The fallout from PPM – fewer stopsets per hour?
From Radio Business Report:
CC Radio Houston Moving from 3 to 2 stopsets per hour?
It’s all part of upping the numbers with PPM. We’re getting information, but couldn’t confirm with CCU, that CC Radio Houston sent out an email to agencies and clients last week indicating reasons for moving all five of its FM stations there from 3 to 2 stopsets per hour. Here’s one of them, from one of our sources: “Effective Immediately Clear Channel Houston Radio is moving from 3 stop sets per hour to 2 stop sets per hour. In order to increase our PPM numbers even more. Below are more specifics, the great thing about PPM is we will see the benefits of this much more quickly than we were able with the old diary method. * PPM Changes have brought on new opportunities for ratings growth. In order to get better ratings, * We are programming longer music sweeps and moving from 3 breaks to 2 per hour. * We are not adding minutes or units to any hour. * Research with PPM shows us that people are listening through the commercial breaks * AM drive is not included in the changes – it will remain the same. * It’s only one more minute per break (was 4 min. max now 5 min. max) * Typically the stop set won’t make it to 5 minutes, closer to 4.5 * We are reducing station promos to one minute per hour – this means one more minute of content added to ALL dayparts. * This change takes place immediately on all 5 FM stations. The AM stations are not affected.”
So we’re talking about two breaks per hour and a total of ten minutes of spots per hour. And presumably those spots and spotlets will be sold for a premium (and, thanks to PPM, will presumably warrant a premium) otherwise the Clear Channel cluster will be worse off at the end of the process, whether or not PPM responds (and you can read between the lines to see that there is an implicit bet being placed here that the response will be rapid, indeed).
One might fairly ask: How effective will this be if CCU’s competitors respond now by doing the same thing in the same way?

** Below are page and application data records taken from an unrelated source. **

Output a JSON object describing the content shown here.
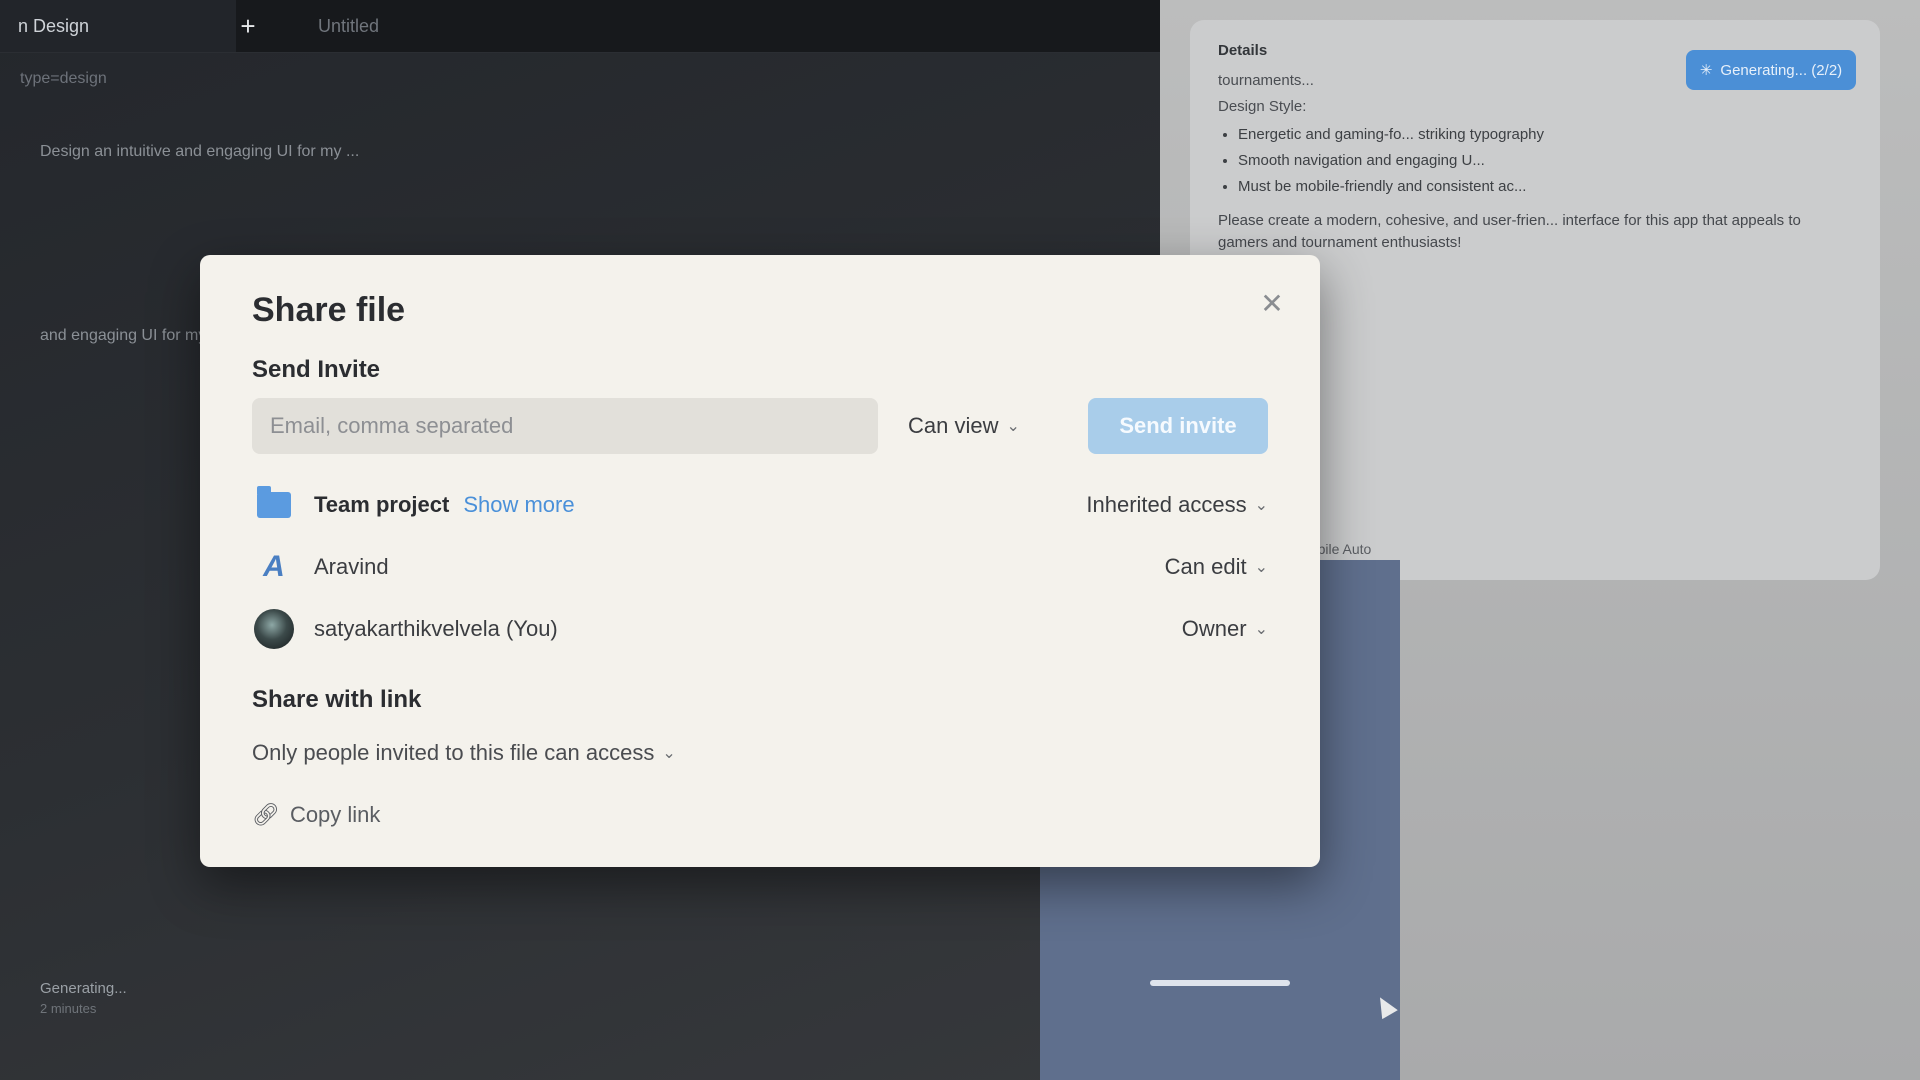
{
  "app": {
    "active_tab": "n Design",
    "new_tab": "+",
    "untitled_tab": "Untitled",
    "breadcrumb": "type=design",
    "prompt_preview": "Design an intuitive and engaging UI for my ...",
    "left_prompt": "and engaging UI for my ...",
    "generating": "Generating...",
    "generating_time": "2 minutes"
  },
  "side_panel": {
    "details_header": "Details",
    "details_text": "tournaments...",
    "design_style_label": "Design Style:",
    "bullets": [
      "Energetic and gaming-fo... striking typography",
      "Smooth navigation and engaging U...",
      "Must be mobile-friendly and consistent ac..."
    ],
    "request": "Please create a modern, cohesive, and user-frien... interface for this app that appeals to gamers and tournament enthusiasts!",
    "mode_label": "Mobile Auto",
    "generating_button": "Generating... (2/2)"
  },
  "modal": {
    "title": "Share file",
    "close": "✕",
    "send_invite_label": "Send Invite",
    "email_placeholder": "Email, comma separated",
    "permission": "Can view",
    "send_button": "Send invite",
    "members": [
      {
        "name": "Team project",
        "extra": "Show more",
        "access": "Inherited access"
      },
      {
        "name": "Aravind",
        "access": "Can edit"
      },
      {
        "name": "satyakarthikvelvela (You)",
        "access": "Owner"
      }
    ],
    "share_with_link_label": "Share with link",
    "link_access": "Only people invited to this file can access",
    "copy_link": "Copy link"
  },
  "icons": {
    "chevron": "chevron-down-icon",
    "folder": "folder-icon",
    "link": "link-icon",
    "close": "close-icon"
  }
}
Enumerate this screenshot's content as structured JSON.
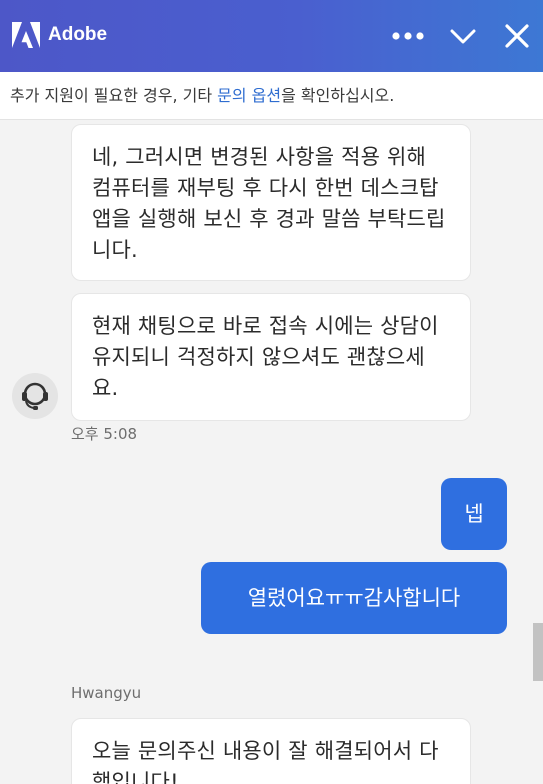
{
  "header": {
    "brand": "Adobe",
    "more_icon": "more-horizontal-icon",
    "minimize_icon": "chevron-down-icon",
    "close_icon": "close-icon"
  },
  "notice": {
    "prefix": "추가 지원이 필요한 경우, 기타 ",
    "link": "문의 옵션",
    "suffix": "을 확인하십시오."
  },
  "messages": {
    "agent_1": "네, 그러시면 변경된 사항을 적용 위해 컴퓨터를 재부팅 후 다시 한번 데스크탑 앱을 실행해 보신 후 경과 말씀 부탁드립니다.",
    "agent_2": "현재 채팅으로 바로 접속 시에는 상담이 유지되니 걱정하지 않으셔도 괜찮으세요.",
    "agent_time": "오후 5:08",
    "user_1": "넵",
    "user_2": "열렸어요ㅠㅠ감사합니다",
    "sender_name": "Hwangyu",
    "agent_3": "오늘 문의주신 내용이 잘 해결되어서 다행입니다!"
  },
  "colors": {
    "header_gradient_start": "#4d57c8",
    "header_gradient_end": "#3d78d4",
    "user_bubble": "#2f6fe0",
    "link": "#2f6dd0"
  }
}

Don’t we just battle to a tie with fewer breaks and shorter spots? Isn’t this kind of advantage a classical short-term one?
Competitively speaking, the ideal strategy is to follow the lead of whomever has the deepest understanding of the PPM numbers and do so rapidly and without exception.
This nullifies any would-be competitive deficiency and returns the battle to equilibrium.
As for what it does to our industry on the whole and our ability to drive revenue, that’s another matter. Isn’t it possible, for example, that CCU’s move is predicated on being the only group to move this way? That if everyone does what CCU does all competitors – including CCU – will be worse off and nobody will be better off revenue-wise?
Food for thought.